Your objective: Wherever a line below holds the word "icon", copy that line.

───── Supplied material

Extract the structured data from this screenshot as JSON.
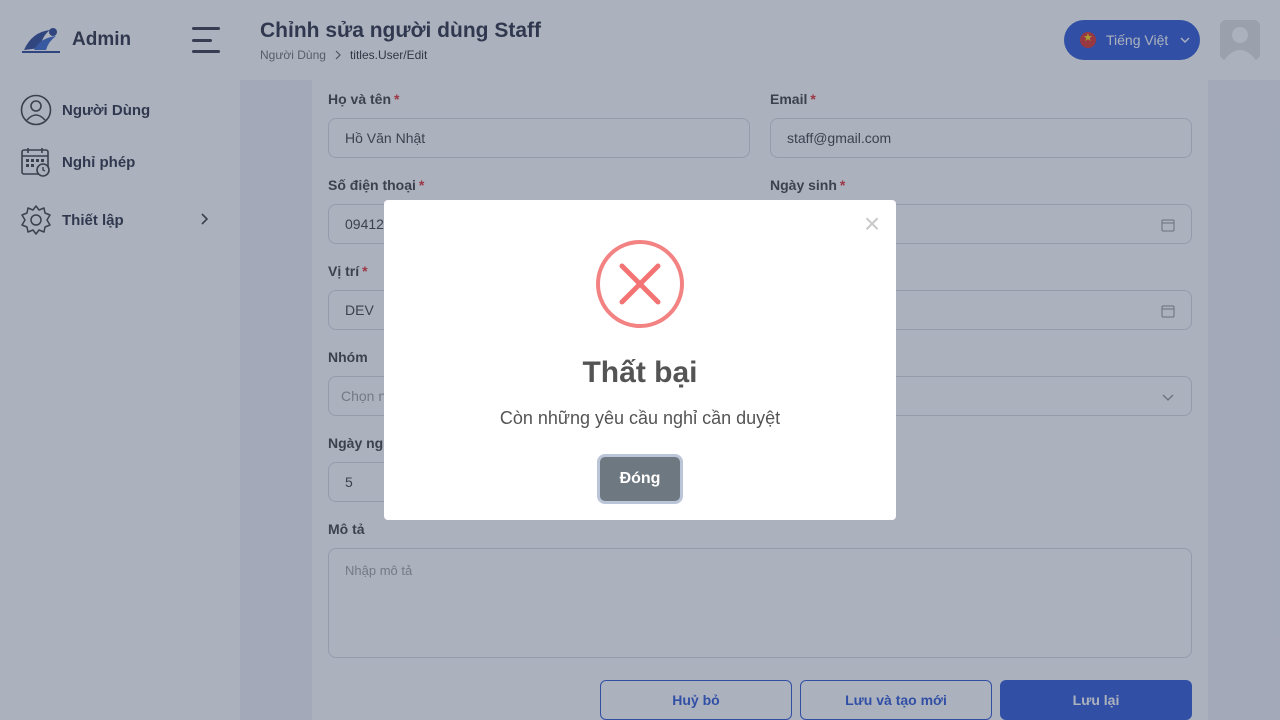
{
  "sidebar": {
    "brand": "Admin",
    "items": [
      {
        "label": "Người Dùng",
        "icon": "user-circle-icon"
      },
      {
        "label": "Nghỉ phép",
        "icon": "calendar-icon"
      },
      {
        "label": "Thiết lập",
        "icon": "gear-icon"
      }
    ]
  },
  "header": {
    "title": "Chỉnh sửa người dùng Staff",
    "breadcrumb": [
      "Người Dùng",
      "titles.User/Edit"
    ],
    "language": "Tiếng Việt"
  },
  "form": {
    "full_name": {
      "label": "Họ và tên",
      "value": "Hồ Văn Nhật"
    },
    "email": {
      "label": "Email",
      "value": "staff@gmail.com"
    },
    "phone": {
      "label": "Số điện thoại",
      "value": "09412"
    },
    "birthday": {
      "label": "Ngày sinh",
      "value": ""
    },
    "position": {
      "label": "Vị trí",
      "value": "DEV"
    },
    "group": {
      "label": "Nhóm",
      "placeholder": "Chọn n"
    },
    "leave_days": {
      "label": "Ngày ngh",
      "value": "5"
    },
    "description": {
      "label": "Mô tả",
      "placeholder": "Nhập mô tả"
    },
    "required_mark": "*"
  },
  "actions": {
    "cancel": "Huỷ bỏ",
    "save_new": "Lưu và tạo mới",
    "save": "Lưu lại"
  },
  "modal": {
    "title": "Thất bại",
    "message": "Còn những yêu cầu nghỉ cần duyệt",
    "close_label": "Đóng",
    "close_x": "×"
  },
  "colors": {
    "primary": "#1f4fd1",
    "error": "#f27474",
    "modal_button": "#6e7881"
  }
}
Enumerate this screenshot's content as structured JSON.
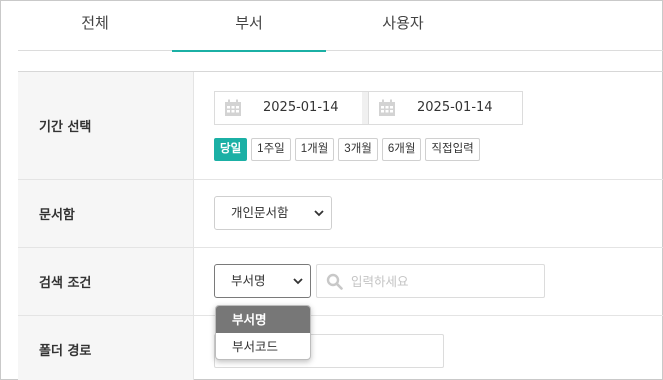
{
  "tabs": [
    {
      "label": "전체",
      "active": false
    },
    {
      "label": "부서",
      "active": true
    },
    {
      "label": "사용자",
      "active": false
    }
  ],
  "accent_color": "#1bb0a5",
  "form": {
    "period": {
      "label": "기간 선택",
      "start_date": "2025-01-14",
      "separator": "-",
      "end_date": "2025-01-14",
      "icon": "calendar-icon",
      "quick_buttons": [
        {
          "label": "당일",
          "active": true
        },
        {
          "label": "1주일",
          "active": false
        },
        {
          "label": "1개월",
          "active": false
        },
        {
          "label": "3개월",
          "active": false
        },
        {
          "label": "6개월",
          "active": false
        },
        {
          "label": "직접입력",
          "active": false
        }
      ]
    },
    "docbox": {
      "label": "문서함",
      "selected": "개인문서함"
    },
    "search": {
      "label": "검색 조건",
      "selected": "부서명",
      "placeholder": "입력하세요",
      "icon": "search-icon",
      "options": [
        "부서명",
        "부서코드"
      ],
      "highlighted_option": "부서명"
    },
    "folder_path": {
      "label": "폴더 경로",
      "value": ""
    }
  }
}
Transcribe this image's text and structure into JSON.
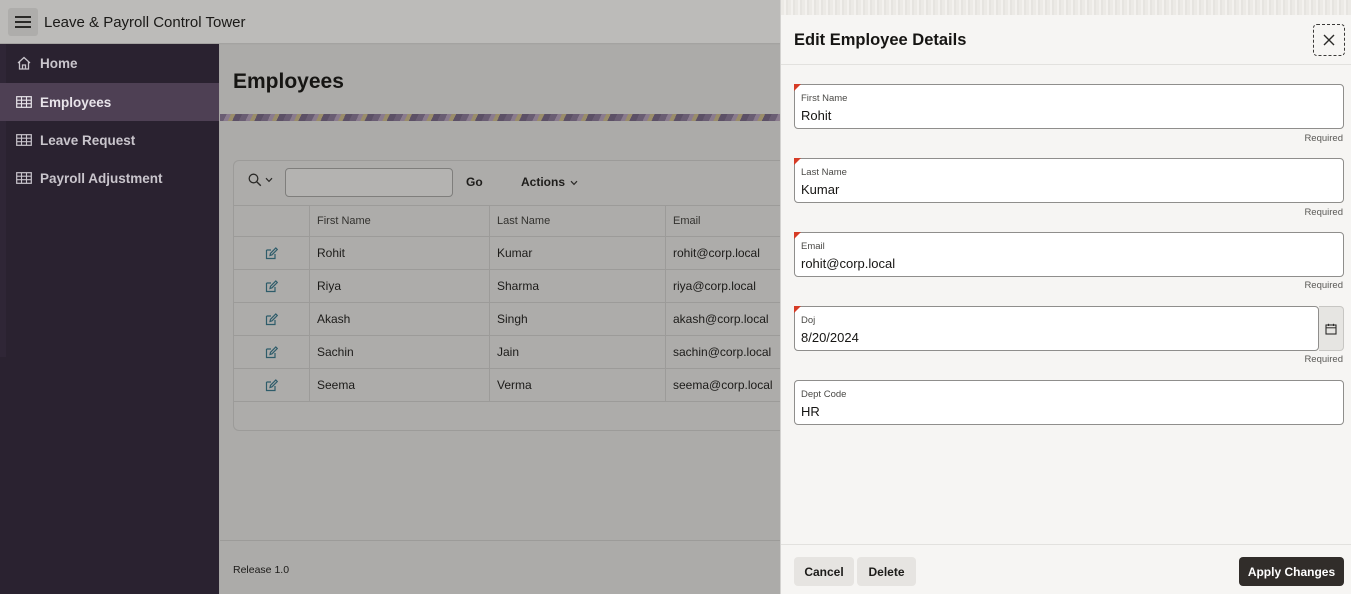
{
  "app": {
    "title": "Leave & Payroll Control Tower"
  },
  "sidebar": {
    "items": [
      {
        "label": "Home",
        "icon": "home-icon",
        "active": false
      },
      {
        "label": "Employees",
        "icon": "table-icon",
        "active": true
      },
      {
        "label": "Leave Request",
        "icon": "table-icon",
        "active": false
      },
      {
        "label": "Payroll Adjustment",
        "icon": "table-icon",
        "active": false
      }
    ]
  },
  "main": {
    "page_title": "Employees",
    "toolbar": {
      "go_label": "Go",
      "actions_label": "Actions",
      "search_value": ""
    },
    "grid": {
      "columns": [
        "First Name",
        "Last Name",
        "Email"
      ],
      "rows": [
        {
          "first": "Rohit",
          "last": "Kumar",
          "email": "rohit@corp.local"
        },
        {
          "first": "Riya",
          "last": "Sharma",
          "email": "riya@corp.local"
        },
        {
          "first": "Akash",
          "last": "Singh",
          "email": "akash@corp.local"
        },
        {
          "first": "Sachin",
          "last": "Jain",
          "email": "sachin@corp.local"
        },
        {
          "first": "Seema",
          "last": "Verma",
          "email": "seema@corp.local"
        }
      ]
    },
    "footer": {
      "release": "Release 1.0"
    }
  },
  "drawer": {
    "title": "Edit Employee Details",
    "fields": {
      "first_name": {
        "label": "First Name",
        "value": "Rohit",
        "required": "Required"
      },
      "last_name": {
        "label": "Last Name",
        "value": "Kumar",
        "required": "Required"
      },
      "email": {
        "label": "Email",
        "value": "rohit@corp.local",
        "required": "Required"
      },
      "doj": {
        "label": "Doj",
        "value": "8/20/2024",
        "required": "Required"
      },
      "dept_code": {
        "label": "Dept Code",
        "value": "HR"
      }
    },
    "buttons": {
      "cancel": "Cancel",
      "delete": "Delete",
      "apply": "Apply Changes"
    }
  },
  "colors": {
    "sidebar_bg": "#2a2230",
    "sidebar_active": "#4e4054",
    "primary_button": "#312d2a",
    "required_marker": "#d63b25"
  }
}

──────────

Solution below:
        "icon": "user-circle-icon"
        "icon": "calendar-icon"
        "icon": "gear-icon"
      "icon": "calendar-icon",
      "icon": "search-icon",
        "icon": "home-icon",
        "icon": "table-icon",
        "icon": "table-icon",
        "icon": "table-icon",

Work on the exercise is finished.